• Brief:
Make the copy match the entries below exactly, with no pictures carried over.

• Exercise data:
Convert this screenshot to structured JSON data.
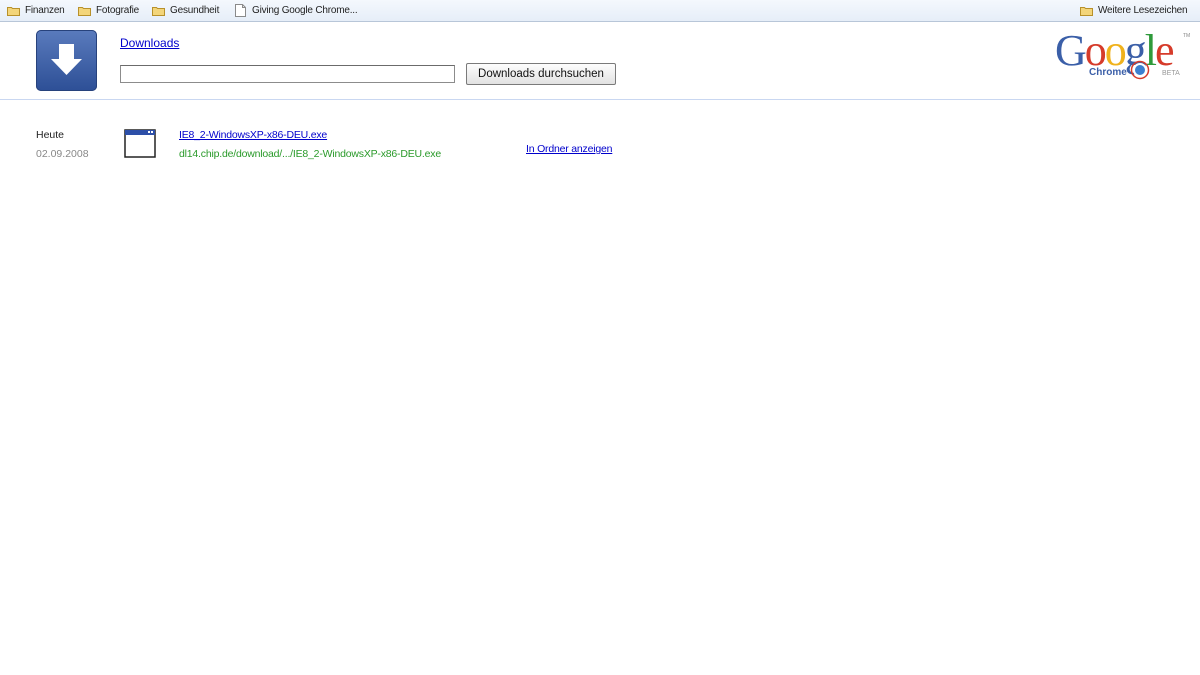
{
  "bookmarks": {
    "items": [
      {
        "label": "Finanzen",
        "icon": "folder-icon"
      },
      {
        "label": "Fotografie",
        "icon": "folder-icon"
      },
      {
        "label": "Gesundheit",
        "icon": "folder-icon"
      },
      {
        "label": "Giving Google Chrome...",
        "icon": "page-icon"
      }
    ],
    "other_label": "Weitere Lesezeichen"
  },
  "header": {
    "title": "Downloads",
    "search_value": "",
    "search_button": "Downloads durchsuchen",
    "logo": {
      "brand": "Google",
      "product": "Chrome",
      "badge": "BETA"
    }
  },
  "downloads": {
    "date_label": "Heute",
    "date_value": "02.09.2008",
    "items": [
      {
        "file_name": "IE8_2-WindowsXP-x86-DEU.exe",
        "url": "dl14.chip.de/download/.../IE8_2-WindowsXP-x86-DEU.exe",
        "action": "In Ordner anzeigen"
      }
    ]
  },
  "colors": {
    "link": "#0000cc",
    "url_green": "#2a9a2a",
    "logo_blue": "#3b5fa8"
  }
}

• Answer:
Convert this screenshot to structured JSON data.
{
  "bookmarks": {
    "items": [
      {
        "label": "Finanzen",
        "icon": "folder-icon"
      },
      {
        "label": "Fotografie",
        "icon": "folder-icon"
      },
      {
        "label": "Gesundheit",
        "icon": "folder-icon"
      },
      {
        "label": "Giving Google Chrome...",
        "icon": "page-icon"
      }
    ],
    "other_label": "Weitere Lesezeichen"
  },
  "header": {
    "title": "Downloads",
    "search_value": "",
    "search_button": "Downloads durchsuchen",
    "logo": {
      "brand": "Google",
      "product": "Chrome",
      "badge": "BETA"
    }
  },
  "downloads": {
    "date_label": "Heute",
    "date_value": "02.09.2008",
    "items": [
      {
        "file_name": "IE8_2-WindowsXP-x86-DEU.exe",
        "url": "dl14.chip.de/download/.../IE8_2-WindowsXP-x86-DEU.exe",
        "action": "In Ordner anzeigen"
      }
    ]
  },
  "colors": {
    "link": "#0000cc",
    "url_green": "#2a9a2a",
    "logo_blue": "#3b5fa8"
  }
}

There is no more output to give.